• [TASK]:
Throughout the listing below, show every line in which "JSON" occurs.

• [DATA FOR THIS TASK]:
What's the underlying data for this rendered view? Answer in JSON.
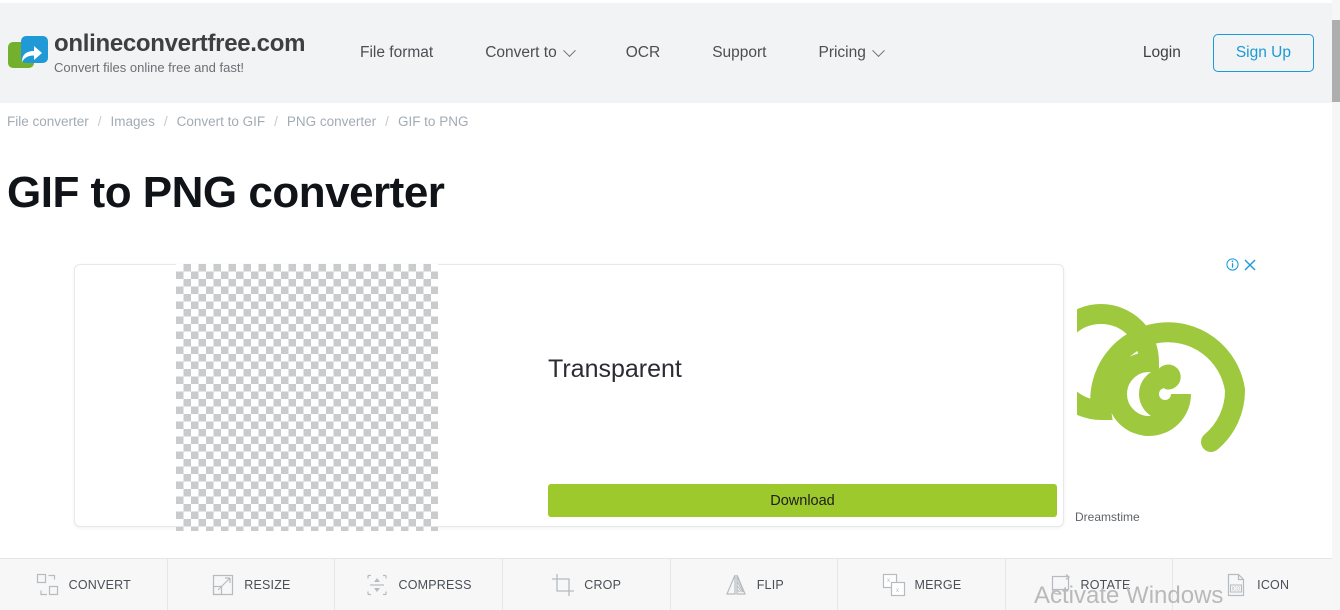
{
  "header": {
    "logo": {
      "title": "onlineconvertfree.com",
      "tagline": "Convert files online free and fast!",
      "icon": "convert-arrow-logo"
    },
    "nav": [
      {
        "label": "File format",
        "has_caret": false
      },
      {
        "label": "Convert to",
        "has_caret": true
      },
      {
        "label": "OCR",
        "has_caret": false
      },
      {
        "label": "Support",
        "has_caret": false
      },
      {
        "label": "Pricing",
        "has_caret": true
      }
    ],
    "login_label": "Login",
    "signup_label": "Sign Up",
    "signup_accent_color": "#1a9ad6",
    "background_color": "#f1f3f4"
  },
  "breadcrumb": {
    "separator": "/",
    "items": [
      "File converter",
      "Images",
      "Convert to GIF",
      "PNG converter",
      "GIF to PNG"
    ]
  },
  "page": {
    "title": "GIF to PNG converter"
  },
  "result_card": {
    "preview_label": "Transparent",
    "download_label": "Download",
    "download_color": "#9ec92c",
    "checker_color": "#c9cbcd"
  },
  "ad": {
    "info_icon": "info-circle-icon",
    "close_icon": "close-x-icon",
    "image_icon": "green-spiral-logo",
    "image_color": "#9ec93f",
    "caption": "Dreamstime",
    "controls_accent_color": "#1a9ad6"
  },
  "toolbar": {
    "items": [
      {
        "label": "CONVERT",
        "icon": "convert-squares-icon"
      },
      {
        "label": "RESIZE",
        "icon": "resize-diagonal-icon"
      },
      {
        "label": "COMPRESS",
        "icon": "compress-arrows-icon"
      },
      {
        "label": "CROP",
        "icon": "crop-frame-icon"
      },
      {
        "label": "FLIP",
        "icon": "flip-mirror-icon"
      },
      {
        "label": "MERGE",
        "icon": "merge-squares-icon"
      },
      {
        "label": "ROTATE",
        "icon": "rotate-square-icon"
      },
      {
        "label": "ICON",
        "icon": "ico-file-icon"
      }
    ],
    "background_color": "#f7f7f8"
  },
  "watermark": {
    "text": "Activate Windows"
  },
  "scrollbar": {
    "orientation": "vertical"
  }
}
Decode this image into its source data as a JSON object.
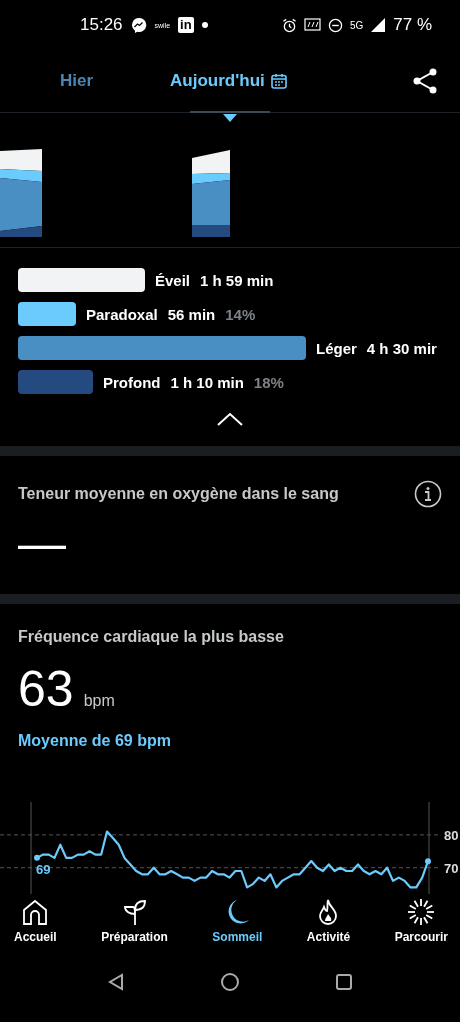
{
  "status_bar": {
    "time": "15:26",
    "app_label": "swile",
    "linkedin": "in",
    "network": "5G",
    "battery": "77 %"
  },
  "tabs": [
    {
      "label": "Hier",
      "selected": false
    },
    {
      "label": "Aujourd'hui",
      "selected": true
    }
  ],
  "stages": [
    {
      "name": "Éveil",
      "duration": "1 h 59 min",
      "color": "#f2f3f5"
    },
    {
      "name": "Paradoxal",
      "duration": "56 min",
      "percent": "14%",
      "color": "#6ccbfd"
    },
    {
      "name": "Léger",
      "duration": "4 h 30 mir",
      "color": "#4a8fc4"
    },
    {
      "name": "Profond",
      "duration": "1 h 10 min",
      "percent": "18%",
      "color": "#244a80"
    }
  ],
  "oxygen": {
    "title": "Teneur moyenne en oxygène dans le sang",
    "value": "—"
  },
  "heart_rate": {
    "title": "Fréquence cardiaque la plus basse",
    "value": "63",
    "unit": "bpm",
    "average": "Moyenne de 69 bpm",
    "chart_data": {
      "type": "line",
      "ylim": [
        62,
        90
      ],
      "yticks": [
        70,
        80
      ],
      "annotations": [
        "69"
      ],
      "series": [
        {
          "color": "#6ccbfd",
          "values": [
            73,
            74,
            74,
            73,
            77,
            73,
            73,
            74,
            74,
            75,
            74,
            74,
            81,
            79,
            77,
            73,
            71,
            69,
            68,
            68,
            70,
            68,
            68,
            69,
            68,
            67,
            67,
            66,
            67,
            67,
            69,
            68,
            68,
            67,
            69,
            69,
            64,
            65,
            67,
            66,
            68,
            64,
            66,
            67,
            68,
            68,
            70,
            72,
            70,
            69,
            71,
            69,
            70,
            69,
            69,
            71,
            69,
            68,
            69,
            68,
            70,
            66,
            67,
            66,
            64,
            64,
            67,
            72
          ]
        }
      ]
    }
  },
  "nav": [
    {
      "label": "Accueil",
      "selected": false
    },
    {
      "label": "Préparation",
      "selected": false
    },
    {
      "label": "Sommeil",
      "selected": true
    },
    {
      "label": "Activité",
      "selected": false
    },
    {
      "label": "Parcourir",
      "selected": false
    }
  ]
}
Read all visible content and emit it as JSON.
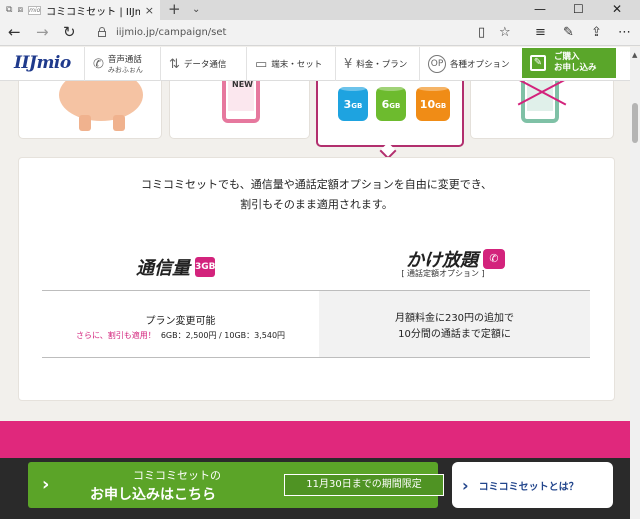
{
  "browser": {
    "tab_title": "コミコミセット | IIJmio",
    "tab_favicon": "mio",
    "url": "iijmio.jp/campaign/set",
    "icons": [
      "back-icon",
      "forward-icon",
      "refresh-icon",
      "lock-icon",
      "reading-view-icon",
      "favorite-star-icon",
      "hub-icon",
      "web-note-icon",
      "share-icon",
      "more-icon"
    ]
  },
  "header": {
    "logo": "IIJmio",
    "nav": [
      {
        "label": "音声通話",
        "sub": "みおふぉん",
        "icon": "phone-icon"
      },
      {
        "label": "データ通信",
        "icon": "data-arrows-icon"
      },
      {
        "label": "端末・セット",
        "icon": "device-icon"
      },
      {
        "label": "料金・プラン",
        "icon": "yen-icon"
      },
      {
        "label": "各種オプション",
        "icon": "options-icon"
      }
    ],
    "apply": {
      "line1": "ご購入",
      "line2": "お申し込み",
      "icon": "edit-icon"
    }
  },
  "cards": {
    "new_label": "NEW",
    "capacities": [
      {
        "num": "3",
        "unit": "GB",
        "color": "#1ea3e0"
      },
      {
        "num": "6",
        "unit": "GB",
        "color": "#6dbb2e"
      },
      {
        "num": "10",
        "unit": "GB",
        "color": "#f08c16"
      }
    ]
  },
  "panel": {
    "intro_line1": "コミコミセットでも、通信量や通話定額オプションを自由に変更でき、",
    "intro_line2": "割引もそのまま適用されます。",
    "left_title": "通信量",
    "left_badge": "3GB",
    "right_title": "かけ放題",
    "right_sub": "[ 通話定額オプション ]",
    "left_main": "プラン変更可能",
    "left_note": "さらに、割引も適用！",
    "left_prices": "6GB：2,500円 / 10GB：3,540円",
    "right_line1": "月額料金に230円の追加で",
    "right_line2": "10分間の通話まで定額に"
  },
  "footer": {
    "cta_line1": "コミコミセットの",
    "cta_line2": "お申し込みはこちら",
    "cta_period": "11月30日までの期間限定",
    "about_label": "コミコミセットとは？"
  },
  "colors": {
    "brand_blue": "#1f3a8c",
    "accent_pink": "#d3237c",
    "cta_green": "#5ba428"
  }
}
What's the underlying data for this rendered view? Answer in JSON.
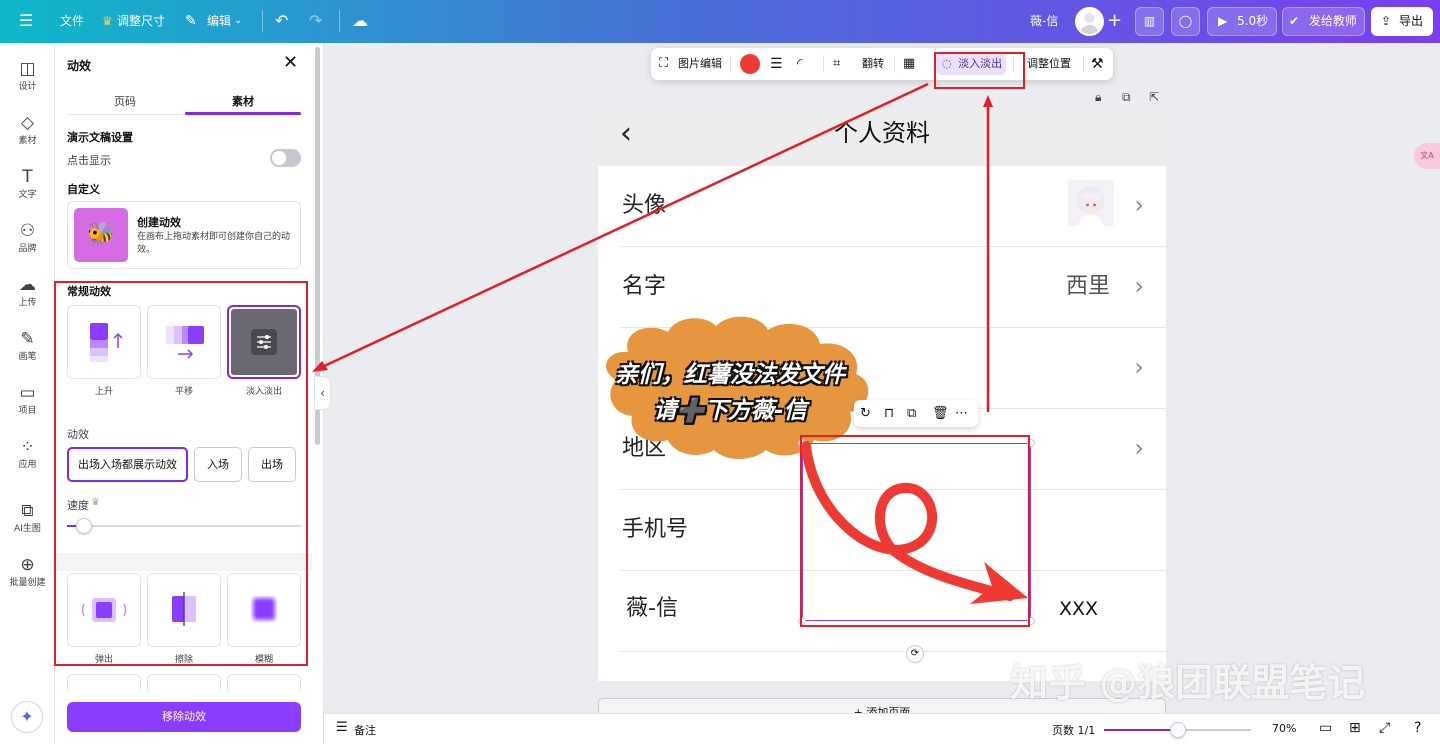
{
  "topbar": {
    "menu_icon": "hamburger-icon",
    "file_label": "文件",
    "resize_label": "调整尺寸",
    "edit_label": "编辑",
    "user_name": "薇-信",
    "play_label": "5.0秒",
    "send_teacher_label": "发给教师",
    "export_label": "导出"
  },
  "rail": {
    "items": [
      {
        "label": "设计",
        "icon": "layout-icon"
      },
      {
        "label": "素材",
        "icon": "shapes-icon"
      },
      {
        "label": "文字",
        "icon": "text-icon"
      },
      {
        "label": "品牌",
        "icon": "brand-icon"
      },
      {
        "label": "上传",
        "icon": "upload-icon"
      },
      {
        "label": "画笔",
        "icon": "pen-icon"
      },
      {
        "label": "项目",
        "icon": "folder-icon"
      },
      {
        "label": "应用",
        "icon": "apps-icon"
      },
      {
        "label": "AI生图",
        "icon": "ai-image-icon"
      },
      {
        "label": "批量创建",
        "icon": "bulk-create-icon"
      }
    ]
  },
  "panel": {
    "title": "动效",
    "tabs": [
      {
        "label": "页码"
      },
      {
        "label": "素材"
      }
    ],
    "presentation_heading": "演示文稿设置",
    "click_to_show_label": "点击显示",
    "custom_heading": "自定义",
    "create_title": "创建动效",
    "create_desc": "在画布上拖动素材即可创建你自己的动效。",
    "regular_heading": "常规动效",
    "effects": [
      {
        "label": "上升"
      },
      {
        "label": "平移"
      },
      {
        "label": "淡入淡出"
      }
    ],
    "anim_heading": "动效",
    "anim_options": [
      {
        "label": "出场入场都展示动效"
      },
      {
        "label": "入场"
      },
      {
        "label": "出场"
      }
    ],
    "speed_label": "速度",
    "speed_level": 0.07,
    "more_effects": [
      {
        "label": "弹出"
      },
      {
        "label": "擦除"
      },
      {
        "label": "模糊"
      }
    ],
    "remove_label": "移除动效"
  },
  "context_toolbar": {
    "image_edit_label": "图片编辑",
    "flip_label": "翻转",
    "fade_label": "淡入淡出",
    "position_label": "调整位置",
    "color": "#ef3a33"
  },
  "canvas": {
    "title": "个人资料",
    "rows": [
      {
        "label": "头像",
        "value": ""
      },
      {
        "label": "名字",
        "value": "西里"
      },
      {
        "label": "",
        "value": ""
      },
      {
        "label": "地区",
        "value": ""
      },
      {
        "label": "手机号",
        "value": ""
      },
      {
        "label": "薇-信",
        "value": "XXX"
      }
    ],
    "bubble_line1": "亲们，红薯没法发文件",
    "bubble_line2": "请➕下方薇-信",
    "add_page_label": "+ 添加页面"
  },
  "bottom": {
    "notes_label": "备注",
    "pages_label": "页数 1/1",
    "zoom_label": "70%",
    "zoom_level": 0.5
  },
  "watermark": "知乎 @狼团联盟笔记",
  "pink_pill_label": "文A",
  "colors": {
    "accent": "#7d2ae8",
    "annotation_red": "#e31e24",
    "cloud": "#e5963e"
  }
}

• [PROBLEM SOLUTION]:
What's the underlying data for this rendered view? Answer in JSON.
Decode this image into its source data as a JSON object.
Read all visible content and emit it as JSON.
What's the underlying data for this rendered view? Answer in JSON.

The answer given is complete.